**Task goal**
Pull out each line of the data that includes the word "Novell".

• • • •

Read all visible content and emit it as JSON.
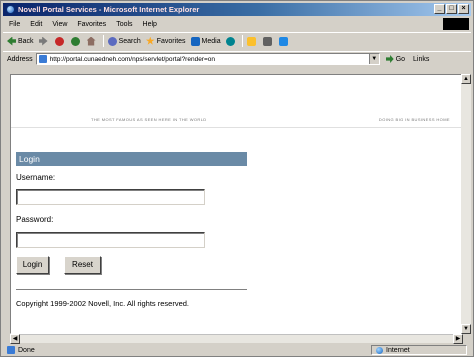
{
  "window": {
    "title": "Novell Portal Services - Microsoft Internet Explorer",
    "controls": {
      "minimize": "_",
      "maximize": "□",
      "close": "×"
    }
  },
  "menubar": {
    "items": [
      {
        "label": "File"
      },
      {
        "label": "Edit"
      },
      {
        "label": "View"
      },
      {
        "label": "Favorites"
      },
      {
        "label": "Tools"
      },
      {
        "label": "Help"
      }
    ]
  },
  "toolbar": {
    "back_label": "Back",
    "search_label": "Search",
    "favorites_label": "Favorites",
    "media_label": "Media"
  },
  "address": {
    "label": "Address",
    "url": "http://portal.cunaedneh.com/nps/servlet/portal?render=on",
    "go_label": "Go",
    "links_label": "Links"
  },
  "banner": {
    "tagline_left": "THE MOST FAMOUS AS SEEN HERE IN THE WORLD",
    "tagline_right": "DOING BIG IN BUSINESS HOME"
  },
  "login": {
    "header": "Login",
    "username_label": "Username:",
    "username_value": "",
    "password_label": "Password:",
    "password_value": "",
    "login_button": "Login",
    "reset_button": "Reset"
  },
  "footer": {
    "copyright": "Copyright 1999-2002 Novell, Inc. All rights reserved."
  },
  "status": {
    "text": "Done",
    "zone": "Internet"
  },
  "colors": {
    "title_bar": "#0a246a",
    "login_header": "#6a8aa6",
    "chrome": "#d4d0c8"
  }
}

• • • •

**Task output**
    "title": "Novell Portal Services - Microsoft Internet Explorer",
    "copyright": "Copyright 1999-2002 Novell, Inc. All rights reserved."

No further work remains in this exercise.